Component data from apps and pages
= = = =

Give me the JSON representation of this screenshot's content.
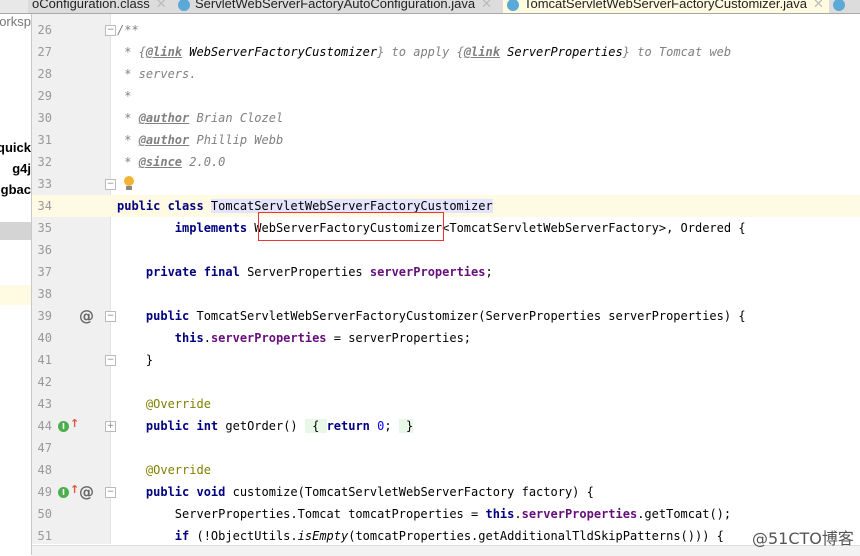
{
  "tabs": [
    {
      "label": "oConfiguration.class",
      "active": false
    },
    {
      "label": "ServletWebServerFactoryAutoConfiguration.java",
      "active": false
    },
    {
      "label": "TomcatServletWebServerFactoryCustomizer.java",
      "active": true
    },
    {
      "label": "",
      "active": false
    }
  ],
  "sidebar": {
    "items": [
      "orksp",
      "quick",
      "g4j",
      "gbac"
    ]
  },
  "editor": {
    "lines": [
      {
        "n": "26",
        "fold": "open",
        "t": [
          [
            "/**",
            "cm"
          ]
        ]
      },
      {
        "n": "27",
        "t": [
          [
            " * {",
            "cm"
          ],
          [
            "@link",
            "tag"
          ],
          [
            " WebServerFactoryCustomizer",
            "ref"
          ],
          [
            "} to apply {",
            "cm"
          ],
          [
            "@link",
            "tag"
          ],
          [
            " ServerProperties",
            "ref"
          ],
          [
            "} to Tomcat web",
            "cm"
          ]
        ]
      },
      {
        "n": "28",
        "t": [
          [
            " * servers.",
            "cm"
          ]
        ]
      },
      {
        "n": "29",
        "t": [
          [
            " *",
            "cm"
          ]
        ]
      },
      {
        "n": "30",
        "t": [
          [
            " * ",
            "cm"
          ],
          [
            "@author",
            "tag"
          ],
          [
            " Brian Clozel",
            "cm"
          ]
        ]
      },
      {
        "n": "31",
        "t": [
          [
            " * ",
            "cm"
          ],
          [
            "@author",
            "tag"
          ],
          [
            " Phillip Webb",
            "cm"
          ]
        ]
      },
      {
        "n": "32",
        "t": [
          [
            " * ",
            "cm"
          ],
          [
            "@since",
            "tag"
          ],
          [
            " 2.0.0",
            "cm"
          ]
        ]
      },
      {
        "n": "33",
        "fold": "close",
        "bulb": true,
        "t": []
      },
      {
        "n": "34",
        "caret": true,
        "t": [
          [
            "public class ",
            "kw"
          ],
          [
            "TomcatServletWebServerFactoryCustomizer",
            "hl"
          ]
        ]
      },
      {
        "n": "35",
        "t": [
          [
            "        "
          ],
          [
            "implements ",
            "kw"
          ],
          [
            "WebServerFactoryCustomizer<TomcatServletWebServerFactory>, Ordered {"
          ]
        ]
      },
      {
        "n": "36",
        "t": []
      },
      {
        "n": "37",
        "t": [
          [
            "    "
          ],
          [
            "private final ",
            "kw"
          ],
          [
            "ServerProperties "
          ],
          [
            "serverProperties",
            "fld"
          ],
          [
            ";"
          ]
        ]
      },
      {
        "n": "38",
        "t": []
      },
      {
        "n": "39",
        "at": true,
        "fold": "open",
        "t": [
          [
            "    "
          ],
          [
            "public ",
            "kw"
          ],
          [
            "TomcatServletWebServerFactoryCustomizer(ServerProperties serverProperties) {"
          ]
        ]
      },
      {
        "n": "40",
        "t": [
          [
            "        "
          ],
          [
            "this",
            "kw"
          ],
          [
            "."
          ],
          [
            "serverProperties",
            "fld"
          ],
          [
            " = serverProperties;"
          ]
        ]
      },
      {
        "n": "41",
        "fold": "close",
        "t": [
          [
            "    }"
          ]
        ]
      },
      {
        "n": "42",
        "t": []
      },
      {
        "n": "43",
        "t": [
          [
            "    "
          ],
          [
            "@Override",
            "ann"
          ]
        ]
      },
      {
        "n": "44",
        "impl": true,
        "fold": "plus",
        "t": [
          [
            "    "
          ],
          [
            "public int ",
            "kw"
          ],
          [
            "getOrder() "
          ],
          [
            " { ",
            "br"
          ],
          [
            "return ",
            "kw"
          ],
          [
            "0",
            "num"
          ],
          [
            "; "
          ],
          [
            " }",
            "br"
          ]
        ]
      },
      {
        "n": "47",
        "t": []
      },
      {
        "n": "48",
        "t": [
          [
            "    "
          ],
          [
            "@Override",
            "ann"
          ]
        ]
      },
      {
        "n": "49",
        "impl": true,
        "at": true,
        "fold": "open",
        "t": [
          [
            "    "
          ],
          [
            "public void ",
            "kw"
          ],
          [
            "customize(TomcatServletWebServerFactory factory) {"
          ]
        ]
      },
      {
        "n": "50",
        "t": [
          [
            "        ServerProperties.Tomcat tomcatProperties = "
          ],
          [
            "this",
            "kw"
          ],
          [
            "."
          ],
          [
            "serverProperties",
            "fld"
          ],
          [
            ".getTomcat();"
          ]
        ]
      },
      {
        "n": "51",
        "t": [
          [
            "        "
          ],
          [
            "if ",
            "kw"
          ],
          [
            "(!ObjectUtils."
          ],
          [
            "isEmpty",
            "st"
          ],
          [
            "(tomcatProperties.getAdditionalTldSkipPatterns())) {"
          ]
        ]
      }
    ]
  },
  "watermark": "@51CTO博客",
  "colors": {
    "keyword": "#000080",
    "field": "#660e7a",
    "comment": "#808080",
    "annotation": "#808000",
    "highlight_box": "#e33333"
  }
}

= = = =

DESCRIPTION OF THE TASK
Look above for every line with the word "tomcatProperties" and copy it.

ANSWER FOR THE TASK
            "        ServerProperties.Tomcat tomcatProperties = "
            "(tomcatProperties.getAdditionalTldSkipPatterns())) {"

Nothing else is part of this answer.